Frenenqer Paje was created by her father. Everything she does and who she must become is destined by his vision of her.

Yet, she feels the beat of wings under her shoulder blades, aching to burst free from her cage whilst flying away to worlds unknown.

One day when at the markets of the Middle East, Freneqer rescues a cat near death.

This cat is not an ordinary cat at all.

Together, Freneqer and Sangris – a Free Person, a shapeshifter, a boy, journey around the world and inside themselves.

When one has their life cast for them, is it possible to break free?

I really enjoyed this story. It’s definitely off the beaten path and there needs to be more YA like this. Exploring other cultures and creating stories about growing up that teens of all races can relate too.

What a refreshing read with a main character that isn’t Caucasian! Finally a setting where English isn’t the main language! It’s written beautifully and true of the surrounding cultures. At times it can be harsh but this is not America and it’s brilliant to read about how other families function.

It’s such a touching love story, and doesn’t relate at all to traditional YA. The emotions are real and genuine. You feel the characters learning from one another. Not lusting after each other, but developing feelings based on similarities and longing for a true place to call home.

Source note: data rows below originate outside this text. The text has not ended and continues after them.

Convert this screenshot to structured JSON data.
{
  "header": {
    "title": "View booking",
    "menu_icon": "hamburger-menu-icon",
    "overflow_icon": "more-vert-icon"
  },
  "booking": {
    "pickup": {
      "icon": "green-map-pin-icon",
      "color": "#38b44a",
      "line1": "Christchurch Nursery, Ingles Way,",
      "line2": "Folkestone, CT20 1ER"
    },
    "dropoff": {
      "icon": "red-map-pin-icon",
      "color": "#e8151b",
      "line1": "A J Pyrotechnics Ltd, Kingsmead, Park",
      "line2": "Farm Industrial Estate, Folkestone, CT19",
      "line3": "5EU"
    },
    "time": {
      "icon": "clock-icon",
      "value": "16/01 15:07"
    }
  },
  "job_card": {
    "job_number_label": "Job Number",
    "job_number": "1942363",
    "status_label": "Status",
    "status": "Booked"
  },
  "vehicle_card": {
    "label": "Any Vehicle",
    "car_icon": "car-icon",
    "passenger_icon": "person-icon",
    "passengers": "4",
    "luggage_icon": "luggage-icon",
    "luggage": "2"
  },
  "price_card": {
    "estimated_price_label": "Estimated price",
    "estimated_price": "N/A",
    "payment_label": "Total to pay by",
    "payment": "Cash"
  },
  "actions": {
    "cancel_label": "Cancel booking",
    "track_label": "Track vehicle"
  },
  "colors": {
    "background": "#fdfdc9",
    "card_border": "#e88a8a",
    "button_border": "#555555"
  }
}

As it’s also a standalone and quite short, it’ll make you thirsty and feeling the pulsing sun through your modest clothing.